The share of females in mathematics and statistics was 43.1%, in physical sciences and science technologies, 40.2%; computer and information sciences, 17.6%; and engineering, 17.6%. In absolute numbers, male degrees in STEM fields outnumbered female by 96,203, with the largest gap of 61,083 in engineering.
Where can 96,203 female students interested and qualified to earn degrees in STEM be found? Easy, in Asia. U.S. universities with departments in STEM can invite interested female students in leading universities in China, Korea, Hong Kong, Singapore, Taiwan, and India to apply for admission. Offering tuition waivers with part-time work for room and board should enable 96,203 females to gain entrance into STEM departments in U.S. universities next fall.
The likely immigration reform legislation will grant holders of graduate degrees "green cards" to work and live in the U.S. The diligent study habits of Asian females should enable most of them to earn STEM Ph.D. degrees and thus repay the U.S. with their productive skills.
This approach is far easier and quicker than trying to persuade 96,203 more U.S. resident females to earn STEM degrees.
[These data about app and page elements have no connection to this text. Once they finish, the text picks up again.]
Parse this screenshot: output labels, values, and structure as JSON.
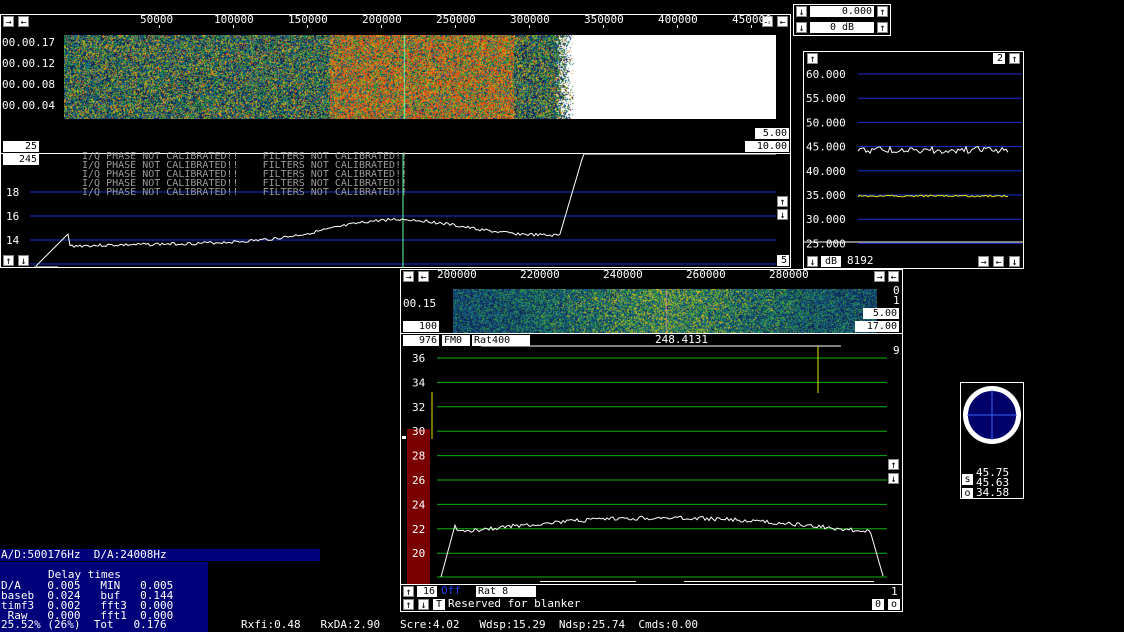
{
  "colors": {
    "grid_blue": "#1a2fd0",
    "grid_green": "#10b010",
    "trace": "#ffffff",
    "yellow_trace": "#e6e600",
    "red_bar": "#7a0000",
    "status_bg": "#00007a",
    "warning_text": "#9a9a9a"
  },
  "wide": {
    "freq_ticks": [
      "50000",
      "100000",
      "150000",
      "200000",
      "250000",
      "300000",
      "350000",
      "400000",
      "450000"
    ],
    "time_labels": [
      "00.00.17",
      "00.00.12",
      "00.00.08",
      "00.00.04"
    ],
    "box_left": "25",
    "box_right_top": "5.00",
    "box_right_bottom": "10.00",
    "box_top_left": "245",
    "warnings": [
      "I/Q PHASE NOT CALIBRATED!!    FILTERS NOT CALIBRATED!!",
      "I/Q PHASE NOT CALIBRATED!!    FILTERS NOT CALIBRATED!!",
      "I/Q PHASE NOT CALIBRATED!!    FILTERS NOT CALIBRATED!!",
      "I/Q PHASE NOT CALIBRATED!!    FILTERS NOT CALIBRATED!!",
      "I/Q PHASE NOT CALIBRATED!!    FILTERS NOT CALIBRATED!!"
    ],
    "y_labels": [
      "18",
      "16",
      "14"
    ],
    "box_bottom_right": "5"
  },
  "top_right": {
    "gain_value": "0.000",
    "db_value": "0 dB"
  },
  "level_graph": {
    "box_top_right": "2",
    "y_labels": [
      "60.000",
      "55.000",
      "50.000",
      "45.000",
      "40.000",
      "35.000",
      "30.000",
      "25.000"
    ],
    "unit": "dB",
    "fft_size": "8192"
  },
  "baseband": {
    "freq_ticks": [
      "200000",
      "220000",
      "240000",
      "260000",
      "280000"
    ],
    "time_label": "00.15",
    "right_marks": [
      "0",
      "1"
    ],
    "box_left": "100",
    "box_right_top": "5.00",
    "box_right_bottom": "17.00",
    "bw_box": "976",
    "mode_box": "FM0",
    "rate_box": "Rat400",
    "freq_readout": "248.4131",
    "right_num": "9",
    "y_labels": [
      "36",
      "34",
      "32",
      "30",
      "28",
      "26",
      "24",
      "22",
      "20"
    ],
    "bottom_box_left": "16",
    "off_label": "Off",
    "bottom_rate": "Rat  8",
    "bottom_right_num": "1",
    "t_button": "T",
    "blanker_text": "Reserved for blanker",
    "zero_box": "0",
    "o_button": "o"
  },
  "meter": {
    "s_label": "s",
    "o_label": "o",
    "values": [
      "45.75",
      "45.63",
      "34.58"
    ]
  },
  "status": {
    "ad_da": "A/D:500176Hz  D/A:24008Hz",
    "delay_title": "Delay times",
    "delay_rows": [
      "D/A    0.005   MIN   0.005",
      "baseb  0.024   buf   0.144",
      "timf3  0.002   fft3  0.000",
      " Raw   0.000   fft1  0.000",
      "25.52% (26%)  Tot   0.176"
    ],
    "bottom_line": "Rxfi:0.48   RxDA:2.90   Scre:4.02   Wdsp:15.29  Ndsp:25.74  Cmds:0.00"
  }
}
And, if the number of places expands to accommodate increased female enrollment without reducing enrollment of qualified males, the U.S. will receive the benefits of an additional 95,000-100,000 high-tech graduates every year.
(HT: Mark J. Perry)